1. The Cabinet Member for Adult Social Care and Public Health, Mrs C Bell,
gave a verbal update on the following issues:-
Symptom-free Testing sites – 24 sites were now open across the county and a full list of them could be found on the Kent County Council website. As at 28 February, 364,065 tests had been done, of which, 2,460 had been positive. Anyone testing positive would be advised to self-isolate.
Kent Infection Control Hub launch – an online portal brought together expertise from social care providers and offered interactive features such as webinars, podcasts and a chat facility.
Loneliness and Social Isolation Select Committee – work was continuing to implement the recommendations of the Select Committee, which had reported in March 2019:
· Knock and Check Campaign – this had been running since October 2020 and encouraged people to check on a neighbour whom they knew to be vulnerable, elderly or alone, to check that they were alright and if they needed any help, for example, with shopping or household tasks. The campaign had attracted positive media coverage and an estimated 6,500 people living alone had been helped by it.
· Community Wardens Social Prescribingproject ‘Connected Communities’ – community wardens had been trained as community connectors, to reach people aged 65+, living alone, who may otherwise become isolated and lonely. Four pilot schemes had been established, in Folkestone, Maidstone, Ramsgate and Sheerness, which offered a 12-week intervention using video calling. Face to face meetings would be added later, once pandemic restrictions had been relaxed. In the pilot areas, referrals could be made online.
KARA project – a series of slides set out the latest statistics and feedback on the project. Licensing for tablets to access the project had now been extended to April 2022, allowing people to continue benefitting from the project while covid-19 restrictions were ongoing. More than 1,000 tablets had been activated for use with the project and a second dedicated support worker had been recruited. 127,000 calls had been made and feedback from the users of the project had been very positive. For example, use of tablets by care home residents had freed up the homes’ phone lines, which would previously have been tied up for long periods of time, and people working with sensory teams could communicate by sign language, using the device. One unit had been supplied to inpatients of a psychiatric unit and three supplied to Maidstone Hospital. Mrs Bell recorded her thanks to the teams who had set up and run the project and hoped that it could be further extended in the future.
2. As this was the final meeting under the current administration, Mrs Bell thanked the Chairman for her leadership of the committee and thanked Members for their interest and constructive challenge and questioning at meetings.
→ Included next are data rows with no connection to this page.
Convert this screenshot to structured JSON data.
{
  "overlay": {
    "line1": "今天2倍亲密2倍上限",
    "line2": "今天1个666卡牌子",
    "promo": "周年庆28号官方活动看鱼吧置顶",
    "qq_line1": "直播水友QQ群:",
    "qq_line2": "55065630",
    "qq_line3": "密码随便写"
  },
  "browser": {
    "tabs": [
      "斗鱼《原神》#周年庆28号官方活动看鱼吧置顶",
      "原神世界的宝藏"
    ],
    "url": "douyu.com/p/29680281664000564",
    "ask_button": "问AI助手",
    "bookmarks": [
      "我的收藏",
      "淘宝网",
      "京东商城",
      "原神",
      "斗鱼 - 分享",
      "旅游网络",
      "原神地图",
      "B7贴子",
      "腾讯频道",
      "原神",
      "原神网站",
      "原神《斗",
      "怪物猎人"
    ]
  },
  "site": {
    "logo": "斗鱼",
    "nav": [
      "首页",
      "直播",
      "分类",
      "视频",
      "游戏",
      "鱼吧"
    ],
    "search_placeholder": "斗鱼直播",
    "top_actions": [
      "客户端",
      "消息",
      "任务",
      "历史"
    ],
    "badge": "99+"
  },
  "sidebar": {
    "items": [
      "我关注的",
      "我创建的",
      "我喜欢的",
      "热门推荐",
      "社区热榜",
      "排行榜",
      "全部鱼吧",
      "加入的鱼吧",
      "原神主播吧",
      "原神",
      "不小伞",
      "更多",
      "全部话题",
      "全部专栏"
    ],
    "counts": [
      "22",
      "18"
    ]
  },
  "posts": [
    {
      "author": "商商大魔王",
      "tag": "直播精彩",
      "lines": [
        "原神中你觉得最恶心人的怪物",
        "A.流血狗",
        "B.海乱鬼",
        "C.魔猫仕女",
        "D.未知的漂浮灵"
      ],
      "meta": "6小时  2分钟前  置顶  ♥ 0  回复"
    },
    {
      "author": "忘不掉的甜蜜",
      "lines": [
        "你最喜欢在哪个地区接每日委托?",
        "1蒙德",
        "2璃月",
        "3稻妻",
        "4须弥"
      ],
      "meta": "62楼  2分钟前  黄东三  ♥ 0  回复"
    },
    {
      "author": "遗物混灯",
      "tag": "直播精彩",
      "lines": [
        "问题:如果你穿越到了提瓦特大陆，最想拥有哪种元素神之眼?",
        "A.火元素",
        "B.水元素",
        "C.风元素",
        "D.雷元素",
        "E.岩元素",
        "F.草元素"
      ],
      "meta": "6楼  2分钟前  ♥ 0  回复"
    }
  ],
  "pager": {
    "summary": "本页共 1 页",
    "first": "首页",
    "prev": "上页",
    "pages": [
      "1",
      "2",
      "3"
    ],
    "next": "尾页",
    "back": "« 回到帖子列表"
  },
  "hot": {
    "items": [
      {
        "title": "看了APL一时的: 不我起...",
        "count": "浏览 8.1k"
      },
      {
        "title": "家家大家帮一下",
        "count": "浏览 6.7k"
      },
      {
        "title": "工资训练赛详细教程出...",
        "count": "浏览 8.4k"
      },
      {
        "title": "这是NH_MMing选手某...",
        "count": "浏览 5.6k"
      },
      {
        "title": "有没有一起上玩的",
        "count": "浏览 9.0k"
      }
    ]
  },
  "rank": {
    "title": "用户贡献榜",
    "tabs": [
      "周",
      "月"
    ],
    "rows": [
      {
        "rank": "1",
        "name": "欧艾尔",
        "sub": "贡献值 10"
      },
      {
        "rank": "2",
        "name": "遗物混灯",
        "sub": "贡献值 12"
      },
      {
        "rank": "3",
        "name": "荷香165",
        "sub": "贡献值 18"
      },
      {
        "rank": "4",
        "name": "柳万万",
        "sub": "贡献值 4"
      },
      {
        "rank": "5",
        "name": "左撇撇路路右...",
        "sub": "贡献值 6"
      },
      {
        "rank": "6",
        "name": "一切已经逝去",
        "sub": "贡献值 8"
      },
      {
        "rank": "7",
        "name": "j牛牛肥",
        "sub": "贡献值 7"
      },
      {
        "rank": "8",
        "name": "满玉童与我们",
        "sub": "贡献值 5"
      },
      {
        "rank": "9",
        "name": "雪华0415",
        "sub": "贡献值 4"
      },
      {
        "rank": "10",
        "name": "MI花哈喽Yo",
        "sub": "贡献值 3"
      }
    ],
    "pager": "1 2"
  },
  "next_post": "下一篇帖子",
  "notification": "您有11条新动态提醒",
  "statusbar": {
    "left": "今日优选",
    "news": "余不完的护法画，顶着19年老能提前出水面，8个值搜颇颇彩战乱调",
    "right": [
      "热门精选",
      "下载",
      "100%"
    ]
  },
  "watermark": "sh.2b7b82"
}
She also thanked the Deputy Cabinet Member, Diane Morton, for her support of the Cabinet Member role and, in particular, as a champion of mental health issues.
3. Mrs Bell responded to comments and questions from the committee, including the following:-
a) asked how the areas for the pilot scheme of the Connected Communities project had been chosen, and if other areas could be added, Mrs Bell explained that, as community wardens were employed by the Growth, Environment and Transport directorate, Adult Social Care did not have first-hand involvement in directing the project. She undertook to find out about the selection of areas and advise the committee outside the meeting. The Chairman welcomed this and said that a scheme in every area of the county would be the ideal;
b) asked why the KARA project had been extended just to April 2022, Mrs Bell explained that the contract for the technology used for the project was renewed on an annual basis, as the specification may change over time, but this did not mean that the project would not extend beyond the next year. Her aim was that the project would become a permanent part of the Adult Social Care service; and
c) referring to the Knock and Check campaign, concern was expressed that people in some age groups may be less comfortable asking for help from a neighbour and may be less likely to engage with and benefit from the campaign.
4. The Corporate Director of Social Care, Mr R Smith, then gave a verbal
update on the following issues:-
Staff update – Janice Duff, Director of Adult Social Care, East Kent, had retired, Damien Ellis, Head of Provision, was taking a year away from work to explore new opportunities, and a new Assistant Director for North Kent, Sidney Hill, had been appointed.
Winter Plan – it had simply not been possible to predict and plan for the issues which had arisen during the winter of 2020/21, including the emergence of the ‘Kent Strain’ of covid-19 and the ongoing lockdown and restrictions. Partnership working had been good, with partners meeting weekly to look at issues. This had helped Kent to avoid needing to declare a critical incident, and the county had almost returned to the usual health and care pressures it would expect to deal with at this time of year. The aim now was to build on this success in preparing for winter 2021/22. Mr Smith placed on record his thanks to colleagues across the County Council and in partner organisations for excellent joint working.
Domestic Abuse Partnership Board – this new board would be chaired by Akua Agyepong. A more detailed report on work on domestic abuse and Kent’s response to the Domestic Abuse Act would be made to a future meeting of the Cabinet Committee.
Covid-19 vaccinations – national targets for vaccinations had been met, which was a great success story for Kent and an example of good collaboration.
5. It was RESOLVED that the verbal updates be noted, with thanks.